Environmental damage seen from shuttle
By Jeff Franks
HOUSTON (Reuters) - Commander Eileen Collins said astronauts on shuttle Discovery had seen widespread environmental destruction on Earth and warned on Thursday that greater care was needed to protect natural resources.
Her comments came as NASA pondered whether to send astronauts out on an extra spacewalk to repair additional heat-protection damage on the first shuttle mission since the 2003 Columbia disaster.
Discovery is linked with the International Space Station and orbiting 220 miles above the Earth.
"Sometimes you can see how there is erosion, and you can see how there is deforestation. It's very widespread in some parts of the world," Collins said in a conversation from space with Japanese officials in Tokyo , including Prime Minister Junichiro Koizumi.
"We would like to see, from the astronauts' point of view, people take good care of the Earth and replace the resources that have been used," said Collins, who was standing with Japanese astronaut Soichi Noguchi in front of a Japanese flag and holding a colorful fan.
Collins, flying her fourth shuttle mission, said the view from space made clear that Earth's atmosphere must be protected, too.
"The atmosphere almost looks like an eggshell on an egg, it's so very thin," she said. "We know that we don't have much air, we need to protect what we have."
While Collins and Noguchi chatted, NASA officials were deciding whether a torn insulation blanket protecting part of the shuttle surface could rip off and strike a damaging blow to Discovery when it re-enters the atmosphere.
They said it could require another spacewalk to fix, which would take place on Saturday if needed.

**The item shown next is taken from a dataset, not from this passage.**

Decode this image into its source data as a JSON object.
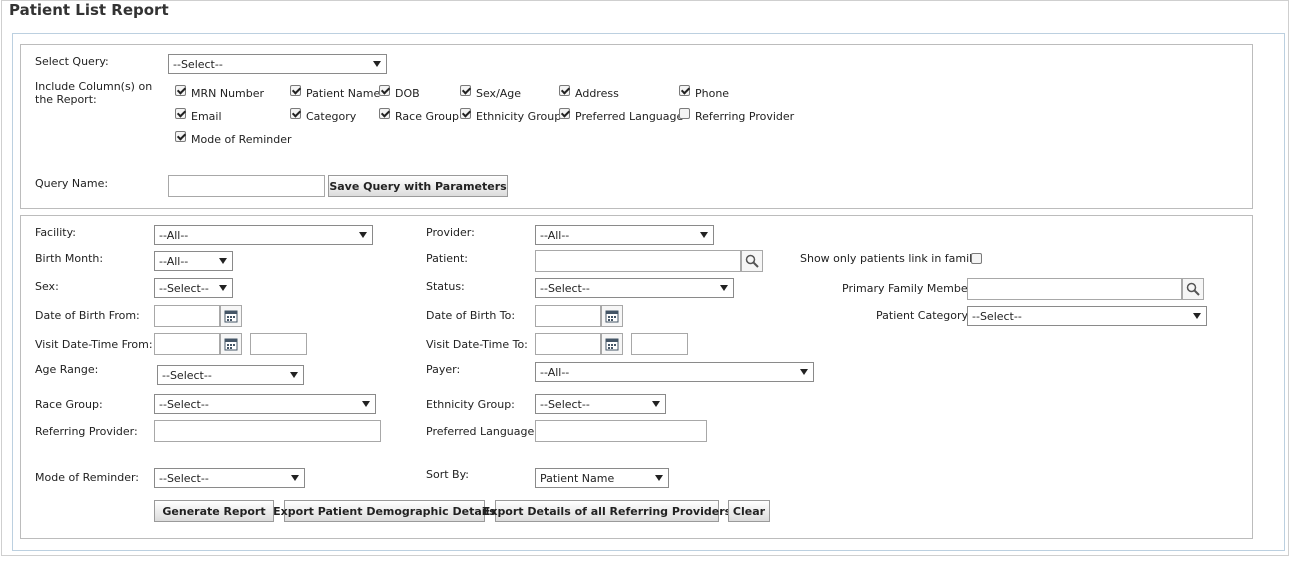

A decision was expected on Thursday afternoon.
Noguchi and astronaut Steve Robinson already have done three spacewalks, including a landmark walk on Wednesday to remove loose cloth strips protruding from Discovery's belly. NASA feared the strips could cause dangerous heat damage when the shuttle lands on Monday.
The combined crew of Discovery and the space station, nine in all, paid tribute on Thursday to the Columbia crew and other astronauts who have died in space accidents. They took turns speaking while television shots from the shuttle showed it passing over a sunlit Earth, then into night.
"Tragically, two years ago, we came once more to realize that we had let our guard down. We became lost in our hubris and learned once more the terrible price that must be paid for our failures," said mission specialist Charles Camarda. "In that accident, we not only lost seven colleagues, we lost seven friends."
Columbia broke apart before landing on Feb. 1, 2003, and the seven astronauts on board died.
Loose insulation foam from the fuel tank struck the wing heat shield at launch 16 days before, causing a hole that allowed superheated gases to penetrate and destroy the shuttle when it descended into the atmosphere.
NASA spent 2 1/2 years and $1 billion on safety upgrades after Columbia , but videos showed loose tank foam at Discovery's launch last week. The agency suspended shuttle flights until the foam problem is fixed.
A report in The New York Times suggested NASA was not as careful as it could have been about the foam issue.
The Times said an internal NASA memo, written in December by a retired NASA engineer brought back to monitor the quality of the foam operation, complained that deficiencies remained in the way foam was being applied to the fuel tank and warned "there will continue to be a threat of critical debris generation."
A spokesman at Johnson Space Center in Houston told Reuters he had not yet seen the Times report and could not comment.